| DATA FOR REVIEW |
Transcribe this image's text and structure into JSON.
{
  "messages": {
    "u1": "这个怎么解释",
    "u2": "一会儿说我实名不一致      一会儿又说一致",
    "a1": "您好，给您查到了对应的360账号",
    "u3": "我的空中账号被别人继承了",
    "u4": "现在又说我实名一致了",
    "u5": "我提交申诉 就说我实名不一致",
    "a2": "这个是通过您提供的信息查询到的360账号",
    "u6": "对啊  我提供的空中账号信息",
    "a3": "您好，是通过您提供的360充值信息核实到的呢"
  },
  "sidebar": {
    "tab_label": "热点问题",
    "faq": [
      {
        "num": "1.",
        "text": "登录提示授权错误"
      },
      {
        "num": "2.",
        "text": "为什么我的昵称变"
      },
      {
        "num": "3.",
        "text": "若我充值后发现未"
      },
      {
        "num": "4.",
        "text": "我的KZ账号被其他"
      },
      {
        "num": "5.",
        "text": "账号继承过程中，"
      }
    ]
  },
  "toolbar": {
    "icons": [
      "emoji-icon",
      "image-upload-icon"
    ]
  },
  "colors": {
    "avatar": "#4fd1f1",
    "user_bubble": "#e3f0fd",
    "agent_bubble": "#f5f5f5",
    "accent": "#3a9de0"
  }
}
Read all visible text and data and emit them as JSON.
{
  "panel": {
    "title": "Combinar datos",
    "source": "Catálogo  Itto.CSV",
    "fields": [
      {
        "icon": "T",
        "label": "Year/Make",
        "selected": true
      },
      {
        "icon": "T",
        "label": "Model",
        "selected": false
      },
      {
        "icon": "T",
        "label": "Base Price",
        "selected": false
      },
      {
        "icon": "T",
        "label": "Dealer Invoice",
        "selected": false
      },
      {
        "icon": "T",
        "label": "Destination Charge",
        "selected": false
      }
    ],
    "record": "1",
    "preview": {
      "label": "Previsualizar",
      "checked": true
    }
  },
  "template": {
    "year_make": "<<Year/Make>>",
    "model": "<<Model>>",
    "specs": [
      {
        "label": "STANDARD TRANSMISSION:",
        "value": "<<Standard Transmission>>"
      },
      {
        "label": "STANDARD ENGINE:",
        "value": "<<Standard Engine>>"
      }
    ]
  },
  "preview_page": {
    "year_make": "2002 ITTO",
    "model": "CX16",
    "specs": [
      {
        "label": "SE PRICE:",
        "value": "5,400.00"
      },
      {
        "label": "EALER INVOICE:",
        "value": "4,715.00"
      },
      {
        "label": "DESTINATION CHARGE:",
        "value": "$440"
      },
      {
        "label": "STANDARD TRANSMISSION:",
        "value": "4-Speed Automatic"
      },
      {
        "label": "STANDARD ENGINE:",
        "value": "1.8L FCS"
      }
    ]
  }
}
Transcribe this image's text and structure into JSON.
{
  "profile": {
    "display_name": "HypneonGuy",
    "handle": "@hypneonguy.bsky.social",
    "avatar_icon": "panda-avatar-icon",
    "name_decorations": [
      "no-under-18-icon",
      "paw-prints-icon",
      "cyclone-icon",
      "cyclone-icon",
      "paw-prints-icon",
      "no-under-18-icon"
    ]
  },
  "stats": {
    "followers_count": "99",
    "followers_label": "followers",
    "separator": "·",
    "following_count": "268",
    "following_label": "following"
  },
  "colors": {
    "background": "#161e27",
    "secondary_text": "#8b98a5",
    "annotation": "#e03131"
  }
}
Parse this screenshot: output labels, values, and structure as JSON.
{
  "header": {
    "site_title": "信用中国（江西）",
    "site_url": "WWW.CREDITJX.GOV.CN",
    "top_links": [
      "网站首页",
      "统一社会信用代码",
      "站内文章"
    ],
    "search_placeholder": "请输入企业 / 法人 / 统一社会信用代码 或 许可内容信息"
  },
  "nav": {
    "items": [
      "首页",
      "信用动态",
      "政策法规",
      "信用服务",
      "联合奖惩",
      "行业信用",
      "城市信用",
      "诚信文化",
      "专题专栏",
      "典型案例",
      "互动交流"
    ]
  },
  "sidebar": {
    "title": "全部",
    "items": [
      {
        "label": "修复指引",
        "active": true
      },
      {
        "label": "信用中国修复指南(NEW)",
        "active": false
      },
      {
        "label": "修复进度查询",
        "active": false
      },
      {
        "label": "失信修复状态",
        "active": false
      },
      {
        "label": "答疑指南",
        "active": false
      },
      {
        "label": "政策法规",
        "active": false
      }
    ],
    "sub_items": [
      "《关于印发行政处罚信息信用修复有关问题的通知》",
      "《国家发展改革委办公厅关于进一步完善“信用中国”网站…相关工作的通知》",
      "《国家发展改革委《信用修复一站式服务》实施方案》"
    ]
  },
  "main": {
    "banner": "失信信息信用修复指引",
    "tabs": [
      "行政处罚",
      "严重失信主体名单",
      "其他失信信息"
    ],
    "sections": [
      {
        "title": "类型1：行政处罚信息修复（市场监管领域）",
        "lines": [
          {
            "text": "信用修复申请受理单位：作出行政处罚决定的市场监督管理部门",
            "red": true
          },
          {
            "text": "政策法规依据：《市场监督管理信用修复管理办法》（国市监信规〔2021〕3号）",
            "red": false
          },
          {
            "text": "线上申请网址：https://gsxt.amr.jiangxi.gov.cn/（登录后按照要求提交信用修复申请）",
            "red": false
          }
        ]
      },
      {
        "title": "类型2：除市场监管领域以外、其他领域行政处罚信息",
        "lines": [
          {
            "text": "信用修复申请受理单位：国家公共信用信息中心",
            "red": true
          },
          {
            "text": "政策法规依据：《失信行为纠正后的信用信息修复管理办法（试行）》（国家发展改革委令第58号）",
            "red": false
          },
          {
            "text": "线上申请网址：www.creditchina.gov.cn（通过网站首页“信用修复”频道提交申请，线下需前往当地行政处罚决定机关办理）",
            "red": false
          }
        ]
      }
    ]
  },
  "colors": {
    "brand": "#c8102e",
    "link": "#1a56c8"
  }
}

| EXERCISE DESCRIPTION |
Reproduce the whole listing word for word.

| WORKED SOLUTION |
Transcribe this image's text and structure into JSON.
{
  "messages": {
    "u1": "这个怎么解释",
    "u2": "一会儿说我实名不一致      一会儿又说一致",
    "a1": "您好，给您查到了对应的360账号",
    "u3": "我的空中账号被别人继承了",
    "u4": "现在又说我实名一致了",
    "u5": "我提交申诉 就说我实名不一致",
    "a2": "这个是通过您提供的信息查询到的360账号",
    "u6": "对啊  我提供的空中账号信息",
    "a3": "您好，是通过您提供的360充值信息核实到的呢"
  },
  "sidebar": {
    "tab_label": "热点问题",
    "faq": [
      {
        "num": "1.",
        "text": "登录提示授权错误"
      },
      {
        "num": "2.",
        "text": "为什么我的昵称变"
      },
      {
        "num": "3.",
        "text": "若我充值后发现未"
      },
      {
        "num": "4.",
        "text": "我的KZ账号被其他"
      },
      {
        "num": "5.",
        "text": "账号继承过程中，"
      }
    ]
  },
  "toolbar": {
    "icons": [
      "emoji-icon",
      "image-upload-icon"
    ]
  },
  "colors": {
    "avatar": "#4fd1f1",
    "user_bubble": "#e3f0fd",
    "agent_bubble": "#f5f5f5",
    "accent": "#3a9de0"
  }
}
Read all visible text and data and emit them as JSON.
{
  "panel": {
    "title": "Combinar datos",
    "source": "Catálogo  Itto.CSV",
    "fields": [
      {
        "icon": "T",
        "label": "Year/Make",
        "selected": true
      },
      {
        "icon": "T",
        "label": "Model",
        "selected": false
      },
      {
        "icon": "T",
        "label": "Base Price",
        "selected": false
      },
      {
        "icon": "T",
        "label": "Dealer Invoice",
        "selected": false
      },
      {
        "icon": "T",
        "label": "Destination Charge",
        "selected": false
      }
    ],
    "record": "1",
    "preview": {
      "label": "Previsualizar",
      "checked": true
    }
  },
  "template": {
    "year_make": "<<Year/Make>>",
    "model": "<<Model>>",
    "specs": [
      {
        "label": "STANDARD TRANSMISSION:",
        "value": "<<Standard Transmission>>"
      },
      {
        "label": "STANDARD ENGINE:",
        "value": "<<Standard Engine>>"
      }
    ]
  },
  "preview_page": {
    "year_make": "2002 ITTO",
    "model": "CX16",
    "specs": [
      {
        "label": "SE PRICE:",
        "value": "5,400.00"
      },
      {
        "label": "EALER INVOICE:",
        "value": "4,715.00"
      },
      {
        "label": "DESTINATION CHARGE:",
        "value": "$440"
      },
      {
        "label": "STANDARD TRANSMISSION:",
        "value": "4-Speed Automatic"
      },
      {
        "label": "STANDARD ENGINE:",
        "value": "1.8L FCS"
      }
    ]
  }
}
Transcribe this image's text and structure into JSON.
{
  "profile": {
    "display_name": "HypneonGuy",
    "handle": "@hypneonguy.bsky.social",
    "avatar_icon": "panda-avatar-icon",
    "name_decorations": [
      "no-under-18-icon",
      "paw-prints-icon",
      "cyclone-icon",
      "cyclone-icon",
      "paw-prints-icon",
      "no-under-18-icon"
    ]
  },
  "stats": {
    "followers_count": "99",
    "followers_label": "followers",
    "separator": "·",
    "following_count": "268",
    "following_label": "following"
  },
  "colors": {
    "background": "#161e27",
    "secondary_text": "#8b98a5",
    "annotation": "#e03131"
  }
}
Parse this screenshot: output labels, values, and structure as JSON.
{
  "header": {
    "site_title": "信用中国（江西）",
    "site_url": "WWW.CREDITJX.GOV.CN",
    "top_links": [
      "网站首页",
      "统一社会信用代码",
      "站内文章"
    ],
    "search_placeholder": "请输入企业 / 法人 / 统一社会信用代码 或 许可内容信息"
  },
  "nav": {
    "items": [
      "首页",
      "信用动态",
      "政策法规",
      "信用服务",
      "联合奖惩",
      "行业信用",
      "城市信用",
      "诚信文化",
      "专题专栏",
      "典型案例",
      "互动交流"
    ]
  },
  "sidebar": {
    "title": "全部",
    "items": [
      {
        "label": "修复指引",
        "active": true
      },
      {
        "label": "信用中国修复指南(NEW)",
        "active": false
      },
      {
        "label": "修复进度查询",
        "active": false
      },
      {
        "label": "失信修复状态",
        "active": false
      },
      {
        "label": "答疑指南",
        "active": false
      },
      {
        "label": "政策法规",
        "active": false
      }
    ],
    "sub_items": [
      "《关于印发行政处罚信息信用修复有关问题的通知》",
      "《国家发展改革委办公厅关于进一步完善“信用中国”网站…相关工作的通知》",
      "《国家发展改革委《信用修复一站式服务》实施方案》"
    ]
  },
  "main": {
    "banner": "失信信息信用修复指引",
    "tabs": [
      "行政处罚",
      "严重失信主体名单",
      "其他失信信息"
    ],
    "sections": [
      {
        "title": "类型1：行政处罚信息修复（市场监管领域）",
        "lines": [
          {
            "text": "信用修复申请受理单位：作出行政处罚决定的市场监督管理部门",
            "red": true
          },
          {
            "text": "政策法规依据：《市场监督管理信用修复管理办法》（国市监信规〔2021〕3号）",
            "red": false
          },
          {
            "text": "线上申请网址：https://gsxt.amr.jiangxi.gov.cn/（登录后按照要求提交信用修复申请）",
            "red": false
          }
        ]
      },
      {
        "title": "类型2：除市场监管领域以外、其他领域行政处罚信息",
        "lines": [
          {
            "text": "信用修复申请受理单位：国家公共信用信息中心",
            "red": true
          },
          {
            "text": "政策法规依据：《失信行为纠正后的信用信息修复管理办法（试行）》（国家发展改革委令第58号）",
            "red": false
          },
          {
            "text": "线上申请网址：www.creditchina.gov.cn（通过网站首页“信用修复”频道提交申请，线下需前往当地行政处罚决定机关办理）",
            "red": false
          }
        ]
      }
    ]
  },
  "colors": {
    "brand": "#c8102e",
    "link": "#1a56c8"
  }
}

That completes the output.